■ **Description of the task**
Give back the records in their entirety, exactly.

■ **Records drawn from a dataset**
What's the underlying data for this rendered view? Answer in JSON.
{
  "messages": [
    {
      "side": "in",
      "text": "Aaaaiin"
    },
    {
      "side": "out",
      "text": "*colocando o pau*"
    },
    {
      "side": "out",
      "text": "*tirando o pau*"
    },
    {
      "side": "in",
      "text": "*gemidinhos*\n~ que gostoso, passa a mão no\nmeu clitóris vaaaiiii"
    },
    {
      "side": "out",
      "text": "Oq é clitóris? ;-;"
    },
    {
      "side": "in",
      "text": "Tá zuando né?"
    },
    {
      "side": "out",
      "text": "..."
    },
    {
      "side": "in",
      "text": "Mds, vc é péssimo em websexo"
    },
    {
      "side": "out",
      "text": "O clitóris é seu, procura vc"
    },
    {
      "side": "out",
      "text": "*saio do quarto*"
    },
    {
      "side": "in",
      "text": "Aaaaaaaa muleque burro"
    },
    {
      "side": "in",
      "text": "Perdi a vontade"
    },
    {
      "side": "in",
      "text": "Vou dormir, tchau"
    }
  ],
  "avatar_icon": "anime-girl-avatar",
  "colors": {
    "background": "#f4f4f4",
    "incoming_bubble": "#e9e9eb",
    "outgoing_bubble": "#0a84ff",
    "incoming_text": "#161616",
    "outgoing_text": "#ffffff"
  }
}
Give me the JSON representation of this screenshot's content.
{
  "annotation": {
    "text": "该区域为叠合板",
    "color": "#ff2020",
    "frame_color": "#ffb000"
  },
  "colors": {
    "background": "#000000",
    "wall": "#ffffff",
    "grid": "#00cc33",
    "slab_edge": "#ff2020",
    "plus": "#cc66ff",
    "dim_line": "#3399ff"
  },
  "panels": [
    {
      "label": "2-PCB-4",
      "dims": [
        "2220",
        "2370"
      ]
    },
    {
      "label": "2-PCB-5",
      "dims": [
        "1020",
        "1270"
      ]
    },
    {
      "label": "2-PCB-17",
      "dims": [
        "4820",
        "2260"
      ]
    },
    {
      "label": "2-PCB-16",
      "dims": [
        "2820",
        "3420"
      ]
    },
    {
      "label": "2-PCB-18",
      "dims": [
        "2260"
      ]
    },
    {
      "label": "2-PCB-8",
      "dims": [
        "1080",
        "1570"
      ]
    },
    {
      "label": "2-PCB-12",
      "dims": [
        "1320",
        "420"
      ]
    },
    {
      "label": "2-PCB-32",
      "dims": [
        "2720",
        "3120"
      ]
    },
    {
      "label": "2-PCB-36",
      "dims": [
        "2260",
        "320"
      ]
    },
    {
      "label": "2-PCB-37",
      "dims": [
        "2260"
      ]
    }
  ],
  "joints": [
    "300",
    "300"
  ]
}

■ **Answer for the task**
What's the underlying data for this rendered view? Answer in JSON.
{
  "messages": [
    {
      "side": "in",
      "text": "Aaaaiin"
    },
    {
      "side": "out",
      "text": "*colocando o pau*"
    },
    {
      "side": "out",
      "text": "*tirando o pau*"
    },
    {
      "side": "in",
      "text": "*gemidinhos*\n~ que gostoso, passa a mão no\nmeu clitóris vaaaiiii"
    },
    {
      "side": "out",
      "text": "Oq é clitóris? ;-;"
    },
    {
      "side": "in",
      "text": "Tá zuando né?"
    },
    {
      "side": "out",
      "text": "..."
    },
    {
      "side": "in",
      "text": "Mds, vc é péssimo em websexo"
    },
    {
      "side": "out",
      "text": "O clitóris é seu, procura vc"
    },
    {
      "side": "out",
      "text": "*saio do quarto*"
    },
    {
      "side": "in",
      "text": "Aaaaaaaa muleque burro"
    },
    {
      "side": "in",
      "text": "Perdi a vontade"
    },
    {
      "side": "in",
      "text": "Vou dormir, tchau"
    }
  ],
  "avatar_icon": "anime-girl-avatar",
  "colors": {
    "background": "#f4f4f4",
    "incoming_bubble": "#e9e9eb",
    "outgoing_bubble": "#0a84ff",
    "incoming_text": "#161616",
    "outgoing_text": "#ffffff"
  }
}
Give me the JSON representation of this screenshot's content.
{
  "annotation": {
    "text": "该区域为叠合板",
    "color": "#ff2020",
    "frame_color": "#ffb000"
  },
  "colors": {
    "background": "#000000",
    "wall": "#ffffff",
    "grid": "#00cc33",
    "slab_edge": "#ff2020",
    "plus": "#cc66ff",
    "dim_line": "#3399ff"
  },
  "panels": [
    {
      "label": "2-PCB-4",
      "dims": [
        "2220",
        "2370"
      ]
    },
    {
      "label": "2-PCB-5",
      "dims": [
        "1020",
        "1270"
      ]
    },
    {
      "label": "2-PCB-17",
      "dims": [
        "4820",
        "2260"
      ]
    },
    {
      "label": "2-PCB-16",
      "dims": [
        "2820",
        "3420"
      ]
    },
    {
      "label": "2-PCB-18",
      "dims": [
        "2260"
      ]
    },
    {
      "label": "2-PCB-8",
      "dims": [
        "1080",
        "1570"
      ]
    },
    {
      "label": "2-PCB-12",
      "dims": [
        "1320",
        "420"
      ]
    },
    {
      "label": "2-PCB-32",
      "dims": [
        "2720",
        "3120"
      ]
    },
    {
      "label": "2-PCB-36",
      "dims": [
        "2260",
        "320"
      ]
    },
    {
      "label": "2-PCB-37",
      "dims": [
        "2260"
      ]
    }
  ],
  "joints": [
    "300",
    "300"
  ]
}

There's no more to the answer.